_DATA EXTRACTS_.
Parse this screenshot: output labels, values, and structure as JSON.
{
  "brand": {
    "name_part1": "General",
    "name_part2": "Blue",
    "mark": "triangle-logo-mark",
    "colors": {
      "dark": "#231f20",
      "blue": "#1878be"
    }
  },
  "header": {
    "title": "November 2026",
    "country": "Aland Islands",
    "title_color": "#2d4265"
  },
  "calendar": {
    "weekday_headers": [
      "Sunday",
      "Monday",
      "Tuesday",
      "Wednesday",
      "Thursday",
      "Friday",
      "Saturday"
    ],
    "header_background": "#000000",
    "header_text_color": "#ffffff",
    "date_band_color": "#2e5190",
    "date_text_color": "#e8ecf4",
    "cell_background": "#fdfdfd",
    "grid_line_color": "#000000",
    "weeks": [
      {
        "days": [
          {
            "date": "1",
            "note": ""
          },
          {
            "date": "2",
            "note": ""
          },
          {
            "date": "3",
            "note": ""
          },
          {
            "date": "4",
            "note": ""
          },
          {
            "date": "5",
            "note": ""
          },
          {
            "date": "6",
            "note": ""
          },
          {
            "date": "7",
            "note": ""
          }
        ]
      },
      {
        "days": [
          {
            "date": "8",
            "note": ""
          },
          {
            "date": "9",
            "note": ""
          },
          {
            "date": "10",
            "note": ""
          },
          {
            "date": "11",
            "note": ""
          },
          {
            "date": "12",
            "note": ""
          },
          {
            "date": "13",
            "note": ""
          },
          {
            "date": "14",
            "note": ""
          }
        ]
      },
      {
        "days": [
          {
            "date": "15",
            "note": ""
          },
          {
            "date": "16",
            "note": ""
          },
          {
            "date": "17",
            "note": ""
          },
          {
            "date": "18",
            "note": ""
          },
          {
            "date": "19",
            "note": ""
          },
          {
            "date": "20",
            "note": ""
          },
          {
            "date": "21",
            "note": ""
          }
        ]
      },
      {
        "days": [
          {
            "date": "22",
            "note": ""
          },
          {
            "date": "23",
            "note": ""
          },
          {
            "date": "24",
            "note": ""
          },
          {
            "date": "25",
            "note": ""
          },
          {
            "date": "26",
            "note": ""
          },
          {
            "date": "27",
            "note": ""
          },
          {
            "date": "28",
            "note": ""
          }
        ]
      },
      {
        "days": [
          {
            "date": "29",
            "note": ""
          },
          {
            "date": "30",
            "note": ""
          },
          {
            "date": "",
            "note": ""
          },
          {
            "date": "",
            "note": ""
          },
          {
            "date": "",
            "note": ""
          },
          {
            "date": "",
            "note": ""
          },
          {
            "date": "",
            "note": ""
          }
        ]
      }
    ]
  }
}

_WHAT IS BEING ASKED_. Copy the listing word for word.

_RESPONSE FOR THIS EXERCISE_.
Parse this screenshot: output labels, values, and structure as JSON.
{
  "brand": {
    "name_part1": "General",
    "name_part2": "Blue",
    "mark": "triangle-logo-mark",
    "colors": {
      "dark": "#231f20",
      "blue": "#1878be"
    }
  },
  "header": {
    "title": "November 2026",
    "country": "Aland Islands",
    "title_color": "#2d4265"
  },
  "calendar": {
    "weekday_headers": [
      "Sunday",
      "Monday",
      "Tuesday",
      "Wednesday",
      "Thursday",
      "Friday",
      "Saturday"
    ],
    "header_background": "#000000",
    "header_text_color": "#ffffff",
    "date_band_color": "#2e5190",
    "date_text_color": "#e8ecf4",
    "cell_background": "#fdfdfd",
    "grid_line_color": "#000000",
    "weeks": [
      {
        "days": [
          {
            "date": "1",
            "note": ""
          },
          {
            "date": "2",
            "note": ""
          },
          {
            "date": "3",
            "note": ""
          },
          {
            "date": "4",
            "note": ""
          },
          {
            "date": "5",
            "note": ""
          },
          {
            "date": "6",
            "note": ""
          },
          {
            "date": "7",
            "note": ""
          }
        ]
      },
      {
        "days": [
          {
            "date": "8",
            "note": ""
          },
          {
            "date": "9",
            "note": ""
          },
          {
            "date": "10",
            "note": ""
          },
          {
            "date": "11",
            "note": ""
          },
          {
            "date": "12",
            "note": ""
          },
          {
            "date": "13",
            "note": ""
          },
          {
            "date": "14",
            "note": ""
          }
        ]
      },
      {
        "days": [
          {
            "date": "15",
            "note": ""
          },
          {
            "date": "16",
            "note": ""
          },
          {
            "date": "17",
            "note": ""
          },
          {
            "date": "18",
            "note": ""
          },
          {
            "date": "19",
            "note": ""
          },
          {
            "date": "20",
            "note": ""
          },
          {
            "date": "21",
            "note": ""
          }
        ]
      },
      {
        "days": [
          {
            "date": "22",
            "note": ""
          },
          {
            "date": "23",
            "note": ""
          },
          {
            "date": "24",
            "note": ""
          },
          {
            "date": "25",
            "note": ""
          },
          {
            "date": "26",
            "note": ""
          },
          {
            "date": "27",
            "note": ""
          },
          {
            "date": "28",
            "note": ""
          }
        ]
      },
      {
        "days": [
          {
            "date": "29",
            "note": ""
          },
          {
            "date": "30",
            "note": ""
          },
          {
            "date": "",
            "note": ""
          },
          {
            "date": "",
            "note": ""
          },
          {
            "date": "",
            "note": ""
          },
          {
            "date": "",
            "note": ""
          },
          {
            "date": "",
            "note": ""
          }
        ]
      }
    ]
  }
}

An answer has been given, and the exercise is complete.